The only work I know of which is fully dedicated to the problem of polyphony in Armenian music is a paper of Armenian ethnomusicologist Barsegian on polyphony in Ancient Armenia. The paper was delivered at the 1988 conference on traditional polyphony, held in Borjomi, Georgia (Barsegian, 1988). Barsegian analyzed the literary sources from the 5th (Favstos Buzand) and 7th centuries (Movses Kalankatuaci). According to Barsegian, the ancient Armenian term “Bazmadzain” (“many sounds”, or possibly – “ many different timbres”) and “chorekdzain” (“four sounds”) was used in regard to instrumental music and instrumental ensembles in ancient Armenia.

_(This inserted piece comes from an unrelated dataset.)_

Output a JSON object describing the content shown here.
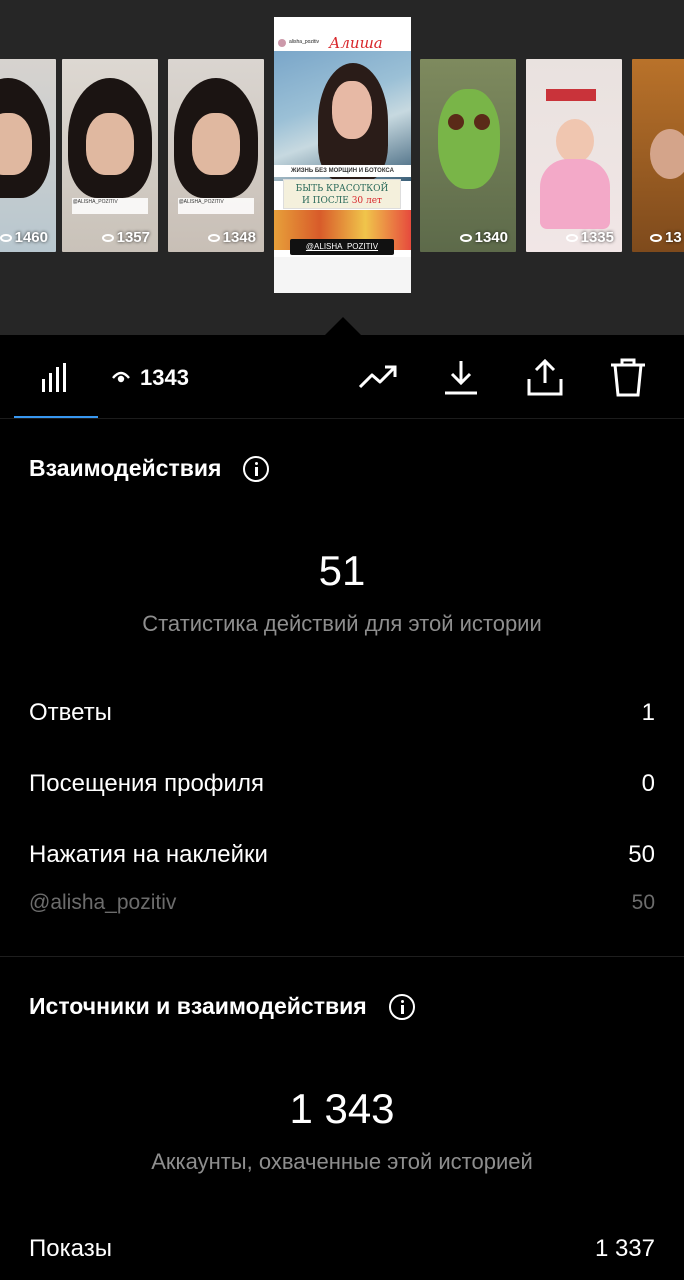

By the end of the 19th century two talented Armenian composers Kristofor Kara-Murza and Makar Ekmalian introduced harmonized (in European style) versions of Armenian folk and liturgical music and started performing them at concerts and liturgy (Manukian, 2000:725). More genuine polyphonic versions of Armenian monodic compositions connected to the traditional singing style were created by the great Armenian composer, ethnomusicologists and choirmaster, Komitas (1869-1935).
The Bedouins have also been documented as having some forms of vocal polyphony. For example, a choral singing tradition has been documented in Egypt, among the nomadic tribe of Ababda (branch of the Hamitic Beja tribes), who live between the Nile Valley and the Red Sea. They are known to have “ a display of martial dancing skills in which warriors are paired in freely improvised mock combats, a form both ancient and widespread, is accompanied by choral singing, clapping, stamping, and strumming on the tanbur” (Saleh, 2002:624)

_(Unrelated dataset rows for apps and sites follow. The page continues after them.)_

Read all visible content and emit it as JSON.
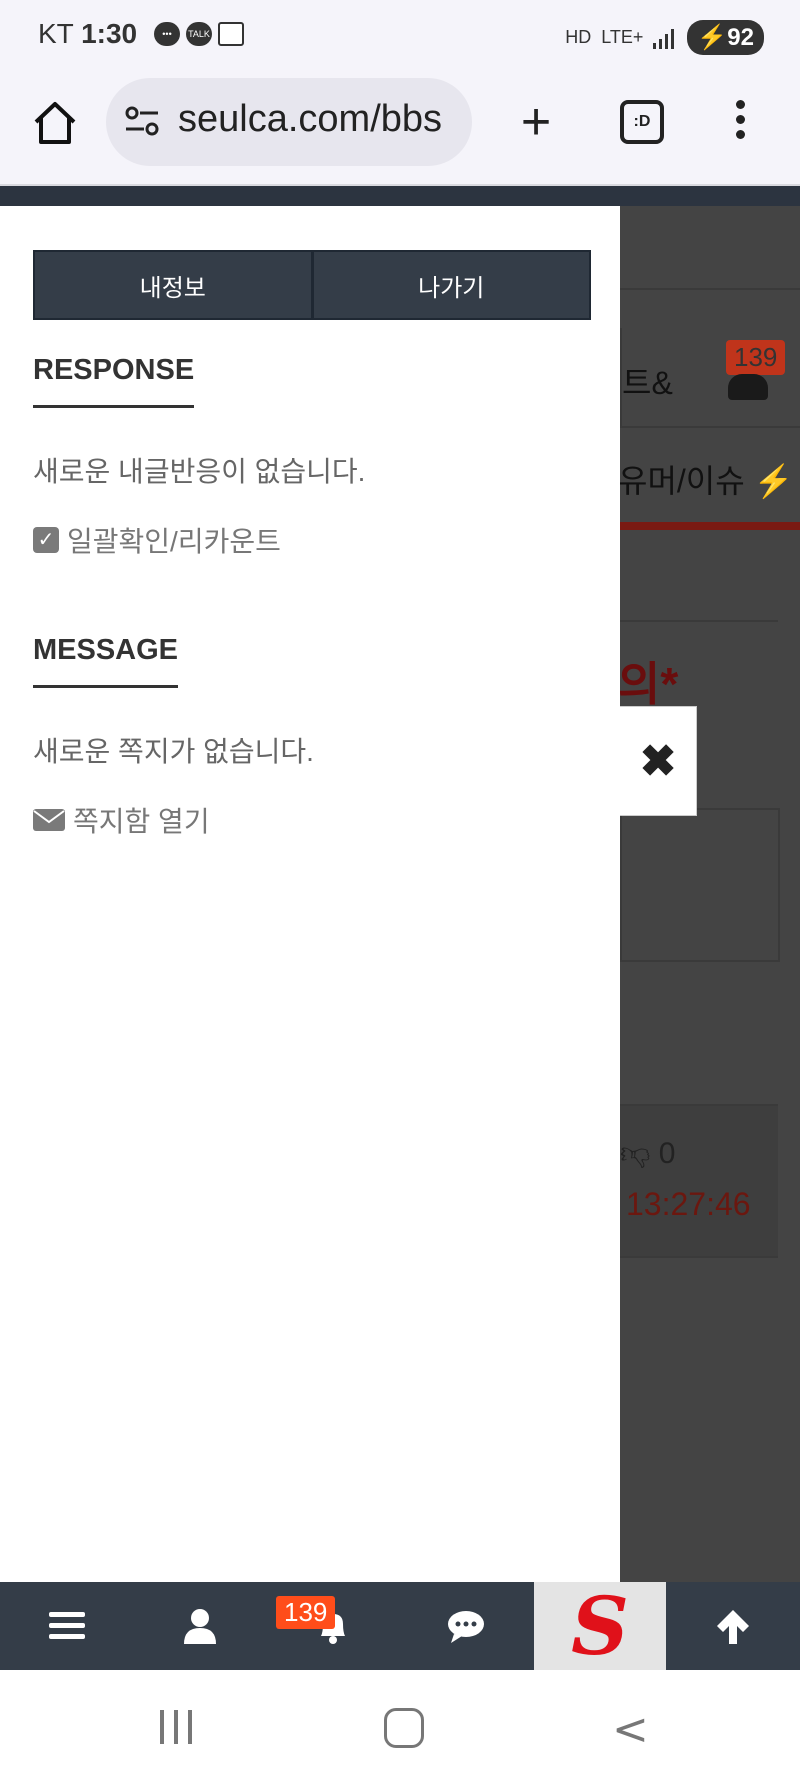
{
  "status_bar": {
    "carrier": "KT",
    "time": "1:30",
    "network": "LTE+",
    "hd": "HD",
    "battery": "92"
  },
  "browser": {
    "url": "seulca.com/bbs",
    "tabs_label": ":D"
  },
  "drawer": {
    "buttons": {
      "my_info": "내정보",
      "logout": "나가기"
    },
    "response": {
      "title": "RESPONSE",
      "empty_text": "새로운 내글반응이 없습니다.",
      "action": "일괄확인/리카운트"
    },
    "message": {
      "title": "MESSAGE",
      "empty_text": "새로운 쪽지가 없습니다.",
      "action": "쪽지함 열기"
    },
    "close_symbol": "✖"
  },
  "background_page": {
    "tab_text": "트&",
    "badge": "139",
    "humor_tab": "유머/이슈 ⚡",
    "title_fragment": "의*",
    "dislike_count": "0",
    "timestamp": "13:27:46"
  },
  "bottom_nav": {
    "notification_count": "139",
    "logo_letter": "S"
  }
}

Elements of polyphony were recorded in Turkey (Feldman, 2002:192-193). “…In the zikr, elements of polyphony permeated every musical moment. This polyphony, while rudimentary – it was based mainly on octaves – was so pervasive that the music of the zikr must be placed in a different category from other genres of Turkish urban music, which insisted on strict monody.” (Feldman, 2002:192). And of course, the official policy of the Turkish government to distant themselves from the Ottoman past and come close to European musical traditions, among other tendencies, resulted in the creation of classical choirs and a massive exposure of choral music on radio and TV (Feldman, 2002:117), although this seems to have had a little impact on traditional singing practice in Turkey which is mostly monophonic.